## Action item
Your answer should contain each record from the listing, repeated exactly.

Start of Records provided

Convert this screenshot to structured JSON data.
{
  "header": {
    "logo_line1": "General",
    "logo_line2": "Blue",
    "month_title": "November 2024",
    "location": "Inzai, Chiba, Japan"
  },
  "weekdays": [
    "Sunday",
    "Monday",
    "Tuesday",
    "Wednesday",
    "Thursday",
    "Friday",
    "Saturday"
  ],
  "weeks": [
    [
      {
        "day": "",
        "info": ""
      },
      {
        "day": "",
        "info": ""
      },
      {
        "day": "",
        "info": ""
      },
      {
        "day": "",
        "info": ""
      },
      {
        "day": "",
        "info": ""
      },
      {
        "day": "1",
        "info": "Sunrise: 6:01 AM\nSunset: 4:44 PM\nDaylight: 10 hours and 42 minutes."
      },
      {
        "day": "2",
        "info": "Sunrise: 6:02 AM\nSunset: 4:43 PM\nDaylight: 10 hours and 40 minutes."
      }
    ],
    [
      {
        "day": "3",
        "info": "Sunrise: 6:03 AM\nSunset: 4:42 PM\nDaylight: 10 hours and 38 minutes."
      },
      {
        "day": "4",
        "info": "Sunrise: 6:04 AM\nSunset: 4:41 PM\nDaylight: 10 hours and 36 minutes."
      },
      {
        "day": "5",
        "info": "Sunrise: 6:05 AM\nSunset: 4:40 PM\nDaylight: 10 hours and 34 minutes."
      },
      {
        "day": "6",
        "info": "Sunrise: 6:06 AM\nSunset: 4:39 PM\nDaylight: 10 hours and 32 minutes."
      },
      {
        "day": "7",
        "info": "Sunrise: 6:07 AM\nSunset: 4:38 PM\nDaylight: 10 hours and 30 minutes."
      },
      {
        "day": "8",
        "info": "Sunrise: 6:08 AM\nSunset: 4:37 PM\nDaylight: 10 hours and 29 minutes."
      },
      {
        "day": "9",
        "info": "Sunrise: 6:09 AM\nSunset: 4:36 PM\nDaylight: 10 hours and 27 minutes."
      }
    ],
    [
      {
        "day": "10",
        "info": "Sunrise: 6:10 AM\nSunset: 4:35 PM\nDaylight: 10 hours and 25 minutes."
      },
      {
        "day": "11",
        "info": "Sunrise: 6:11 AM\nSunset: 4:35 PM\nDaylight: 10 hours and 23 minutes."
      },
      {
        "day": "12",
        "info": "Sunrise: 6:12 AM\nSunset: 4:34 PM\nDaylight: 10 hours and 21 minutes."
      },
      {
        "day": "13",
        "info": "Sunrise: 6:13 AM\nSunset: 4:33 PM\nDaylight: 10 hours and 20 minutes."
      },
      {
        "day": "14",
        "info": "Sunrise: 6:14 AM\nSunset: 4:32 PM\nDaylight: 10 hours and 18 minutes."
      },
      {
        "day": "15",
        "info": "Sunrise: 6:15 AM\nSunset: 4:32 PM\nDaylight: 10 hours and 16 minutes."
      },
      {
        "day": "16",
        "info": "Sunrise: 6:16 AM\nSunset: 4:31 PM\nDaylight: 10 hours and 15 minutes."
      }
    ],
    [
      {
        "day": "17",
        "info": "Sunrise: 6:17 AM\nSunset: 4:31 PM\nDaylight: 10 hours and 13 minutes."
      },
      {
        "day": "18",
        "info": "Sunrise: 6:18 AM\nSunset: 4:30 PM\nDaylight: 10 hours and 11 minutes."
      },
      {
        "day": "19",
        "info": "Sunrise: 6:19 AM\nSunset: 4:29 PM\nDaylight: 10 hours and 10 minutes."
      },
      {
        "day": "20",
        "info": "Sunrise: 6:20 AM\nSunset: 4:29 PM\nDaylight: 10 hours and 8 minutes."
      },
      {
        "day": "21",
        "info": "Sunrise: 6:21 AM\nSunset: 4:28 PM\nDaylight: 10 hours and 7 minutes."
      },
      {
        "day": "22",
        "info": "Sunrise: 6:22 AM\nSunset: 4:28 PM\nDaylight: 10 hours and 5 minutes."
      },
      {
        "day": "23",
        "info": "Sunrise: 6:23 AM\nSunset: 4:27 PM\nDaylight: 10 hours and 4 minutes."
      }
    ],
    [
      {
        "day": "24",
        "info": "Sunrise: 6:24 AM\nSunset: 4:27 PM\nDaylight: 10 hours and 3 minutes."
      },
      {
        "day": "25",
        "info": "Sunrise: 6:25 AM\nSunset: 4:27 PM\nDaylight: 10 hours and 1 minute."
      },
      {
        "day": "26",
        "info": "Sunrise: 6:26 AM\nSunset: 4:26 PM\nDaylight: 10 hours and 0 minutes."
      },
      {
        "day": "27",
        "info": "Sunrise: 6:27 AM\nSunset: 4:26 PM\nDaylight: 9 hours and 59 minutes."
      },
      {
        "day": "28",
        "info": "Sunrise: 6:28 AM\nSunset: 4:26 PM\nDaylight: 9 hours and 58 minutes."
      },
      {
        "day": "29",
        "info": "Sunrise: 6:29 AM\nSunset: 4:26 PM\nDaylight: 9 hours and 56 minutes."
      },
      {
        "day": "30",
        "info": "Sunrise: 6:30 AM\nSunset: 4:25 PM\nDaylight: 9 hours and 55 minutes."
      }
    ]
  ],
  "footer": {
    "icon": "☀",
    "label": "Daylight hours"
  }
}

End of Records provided

## Finished exercise
Convert this screenshot to structured JSON data.
{
  "header": {
    "logo_line1": "General",
    "logo_line2": "Blue",
    "month_title": "November 2024",
    "location": "Inzai, Chiba, Japan"
  },
  "weekdays": [
    "Sunday",
    "Monday",
    "Tuesday",
    "Wednesday",
    "Thursday",
    "Friday",
    "Saturday"
  ],
  "weeks": [
    [
      {
        "day": "",
        "info": ""
      },
      {
        "day": "",
        "info": ""
      },
      {
        "day": "",
        "info": ""
      },
      {
        "day": "",
        "info": ""
      },
      {
        "day": "",
        "info": ""
      },
      {
        "day": "1",
        "info": "Sunrise: 6:01 AM\nSunset: 4:44 PM\nDaylight: 10 hours and 42 minutes."
      },
      {
        "day": "2",
        "info": "Sunrise: 6:02 AM\nSunset: 4:43 PM\nDaylight: 10 hours and 40 minutes."
      }
    ],
    [
      {
        "day": "3",
        "info": "Sunrise: 6:03 AM\nSunset: 4:42 PM\nDaylight: 10 hours and 38 minutes."
      },
      {
        "day": "4",
        "info": "Sunrise: 6:04 AM\nSunset: 4:41 PM\nDaylight: 10 hours and 36 minutes."
      },
      {
        "day": "5",
        "info": "Sunrise: 6:05 AM\nSunset: 4:40 PM\nDaylight: 10 hours and 34 minutes."
      },
      {
        "day": "6",
        "info": "Sunrise: 6:06 AM\nSunset: 4:39 PM\nDaylight: 10 hours and 32 minutes."
      },
      {
        "day": "7",
        "info": "Sunrise: 6:07 AM\nSunset: 4:38 PM\nDaylight: 10 hours and 30 minutes."
      },
      {
        "day": "8",
        "info": "Sunrise: 6:08 AM\nSunset: 4:37 PM\nDaylight: 10 hours and 29 minutes."
      },
      {
        "day": "9",
        "info": "Sunrise: 6:09 AM\nSunset: 4:36 PM\nDaylight: 10 hours and 27 minutes."
      }
    ],
    [
      {
        "day": "10",
        "info": "Sunrise: 6:10 AM\nSunset: 4:35 PM\nDaylight: 10 hours and 25 minutes."
      },
      {
        "day": "11",
        "info": "Sunrise: 6:11 AM\nSunset: 4:35 PM\nDaylight: 10 hours and 23 minutes."
      },
      {
        "day": "12",
        "info": "Sunrise: 6:12 AM\nSunset: 4:34 PM\nDaylight: 10 hours and 21 minutes."
      },
      {
        "day": "13",
        "info": "Sunrise: 6:13 AM\nSunset: 4:33 PM\nDaylight: 10 hours and 20 minutes."
      },
      {
        "day": "14",
        "info": "Sunrise: 6:14 AM\nSunset: 4:32 PM\nDaylight: 10 hours and 18 minutes."
      },
      {
        "day": "15",
        "info": "Sunrise: 6:15 AM\nSunset: 4:32 PM\nDaylight: 10 hours and 16 minutes."
      },
      {
        "day": "16",
        "info": "Sunrise: 6:16 AM\nSunset: 4:31 PM\nDaylight: 10 hours and 15 minutes."
      }
    ],
    [
      {
        "day": "17",
        "info": "Sunrise: 6:17 AM\nSunset: 4:31 PM\nDaylight: 10 hours and 13 minutes."
      },
      {
        "day": "18",
        "info": "Sunrise: 6:18 AM\nSunset: 4:30 PM\nDaylight: 10 hours and 11 minutes."
      },
      {
        "day": "19",
        "info": "Sunrise: 6:19 AM\nSunset: 4:29 PM\nDaylight: 10 hours and 10 minutes."
      },
      {
        "day": "20",
        "info": "Sunrise: 6:20 AM\nSunset: 4:29 PM\nDaylight: 10 hours and 8 minutes."
      },
      {
        "day": "21",
        "info": "Sunrise: 6:21 AM\nSunset: 4:28 PM\nDaylight: 10 hours and 7 minutes."
      },
      {
        "day": "22",
        "info": "Sunrise: 6:22 AM\nSunset: 4:28 PM\nDaylight: 10 hours and 5 minutes."
      },
      {
        "day": "23",
        "info": "Sunrise: 6:23 AM\nSunset: 4:27 PM\nDaylight: 10 hours and 4 minutes."
      }
    ],
    [
      {
        "day": "24",
        "info": "Sunrise: 6:24 AM\nSunset: 4:27 PM\nDaylight: 10 hours and 3 minutes."
      },
      {
        "day": "25",
        "info": "Sunrise: 6:25 AM\nSunset: 4:27 PM\nDaylight: 10 hours and 1 minute."
      },
      {
        "day": "26",
        "info": "Sunrise: 6:26 AM\nSunset: 4:26 PM\nDaylight: 10 hours and 0 minutes."
      },
      {
        "day": "27",
        "info": "Sunrise: 6:27 AM\nSunset: 4:26 PM\nDaylight: 9 hours and 59 minutes."
      },
      {
        "day": "28",
        "info": "Sunrise: 6:28 AM\nSunset: 4:26 PM\nDaylight: 9 hours and 58 minutes."
      },
      {
        "day": "29",
        "info": "Sunrise: 6:29 AM\nSunset: 4:26 PM\nDaylight: 9 hours and 56 minutes."
      },
      {
        "day": "30",
        "info": "Sunrise: 6:30 AM\nSunset: 4:25 PM\nDaylight: 9 hours and 55 minutes."
      }
    ]
  ],
  "footer": {
    "icon": "☀",
    "label": "Daylight hours"
  }
}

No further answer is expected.